"Did you hear the part where she ignored what he requested and repeated the inane policy that she's already explained twice?"

"Yes."

"Try not to do that."

"I'm sorry, what was that? I was busy ignoring what someone requested and repeating the inane policy that I've already explained twice."

After a recent late show in Dayton, I called the hotel for directions. It was well after midnight, and I wanted to go to sleep. They gave us precise directions – the wrong way. We were supposed to drive 15 minutes through Dayton. They sent us away from Dayton. You can understand simply that that is the wrong way.

25 minutes later, we called to check. First the woman didn't believe she was wrong. Finally she admitted she caused us to go almost an hour out of the way, and with no apology she said, "Yeah, I thought it was the other way."

I don't accept things like that. When I'm overcharged on my phone bill, when I get a late fee for a credit card payment that was processed on time, when anything goes wrong that isn't my fault, I demand restitution. And it works. Once, Sprint charged my account $400 after I already cancelled it. Though it took them three months to pay me back, I got the $400, 3% interest on it, and three months free phone service for my mother. Pay it forward, right?

I got the hotel to comp us a free breakfast. All she did was get the directions wrong, so it wasn't worth a free night's stay. I was content that I beat customer service. It was over.

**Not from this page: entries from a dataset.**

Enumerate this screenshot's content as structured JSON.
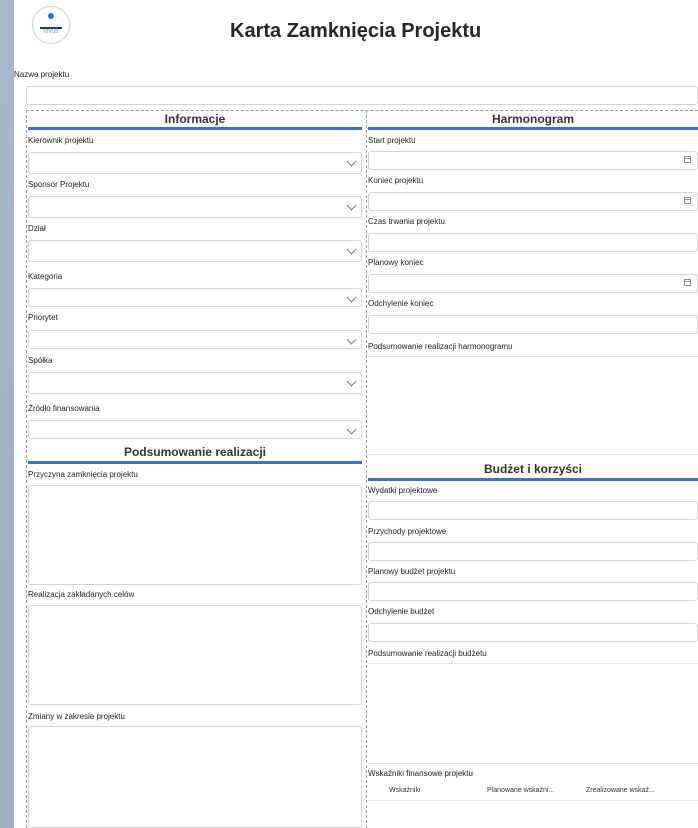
{
  "title": "Karta Zamknięcia Projektu",
  "logo": {
    "text": "VIVUS"
  },
  "project_name": {
    "label": "Nazwa projektu",
    "value": ""
  },
  "info": {
    "header": "Informacje",
    "fields": [
      {
        "label": "Kierownik projektu",
        "value": ""
      },
      {
        "label": "Sponsor Projektu",
        "value": ""
      },
      {
        "label": "Dział",
        "value": ""
      },
      {
        "label": "Kategoria",
        "value": ""
      },
      {
        "label": "Priorytet",
        "value": ""
      },
      {
        "label": "Spółka",
        "value": ""
      },
      {
        "label": "Źródło finansowania",
        "value": ""
      }
    ]
  },
  "schedule": {
    "header": "Harmonogram",
    "fields": [
      {
        "label": "Start projektu",
        "value": ""
      },
      {
        "label": "Koniec projektu",
        "value": ""
      },
      {
        "label": "Czas trwania projektu",
        "value": ""
      },
      {
        "label": "Planowy koniec",
        "value": ""
      },
      {
        "label": "Odchylenie koniec",
        "value": ""
      },
      {
        "label": "Podsumowanie realizacji harmonogramu",
        "value": ""
      }
    ]
  },
  "summary": {
    "header": "Podsumowanie realizacji",
    "fields": [
      {
        "label": "Przyczyna zamknięcia projektu",
        "value": ""
      },
      {
        "label": "Realizacja zakładanych celów",
        "value": ""
      },
      {
        "label": "Zmiany w zakresie projektu",
        "value": ""
      }
    ]
  },
  "budget": {
    "header": "Budżet i korzyści",
    "fields": [
      {
        "label": "Wydatki projektowe",
        "value": ""
      },
      {
        "label": "Przychody projektowe",
        "value": ""
      },
      {
        "label": "Planowy budżet projektu",
        "value": ""
      },
      {
        "label": "Odchylenie budżet",
        "value": ""
      },
      {
        "label": "Podsumowanie realizacji budżetu",
        "value": ""
      }
    ],
    "indicators": {
      "label": "Wskaźniki finansowe projektu",
      "columns": [
        "Wskaźniki",
        "Planowane wskaźni...",
        "Zrealizowane wskaź..."
      ]
    }
  },
  "colors": {
    "accent": "#3e6fd0",
    "border": "#d4d4d4"
  }
}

Finally arriving at the hotel after 2:00, we checked in to a room that only had one bed. When we went back to the desk and politely explained that they gave us the wrong room, the same woman (with no apology) said, "yeah, there's another one I can give you."

It was too late to argue. We just went to the new room and went to sleep. But the next morning, we ate a very large breakfast.

I understand that most people do not choose jobs in customer service. I've never met a kid dreaming of answering questions about products they care little about. But for those unfortunate enough to be in an industry where their job is to help people should do their job or get fired. Or I should at least be able to sue them for malpractice.
"Yes, your honor. She ignored me and repeated the inane policy that she's already explained twice."

"I'm sorry I didn't get that. I'm still on hold with Toshiba."

There are some very helpful people in customer service. But for every one person that has ever helped me, there have been two that went out of their way to further screw up the problem, or worse, insult me. As a humor columnist I don't really have feelings, but in case I did these people should not try to hurt them.

I want to know what the interview process was like for the woman at that hotel.

"It says on your application that you're a people person. But all your references say you're terribly ornery."

"Yeah, I must have lied."

"Honesty about lying. We appreciate that. You're hired."

"When do I start?"

"I'm sorry I didn't get that. I'm still on hold with Toshiba."

It's easy for me to complain and not really do anything about the problem. (That's kind of what I do for a living). Instead, I want to use this column to make a difference. I encourage anyone reading this to join me in my quest to never take no for an answer. Join me in beating the system. Join me in forcing customer service to actually serve the customer. And most importantly, join me in…wait, gotta go, I'm off hold.

Steve Hofstetter is the author of the Student Body Shots books, which are available at SteveHofstetter.com. He can be e-mailed at steve@stevehofstetter.com.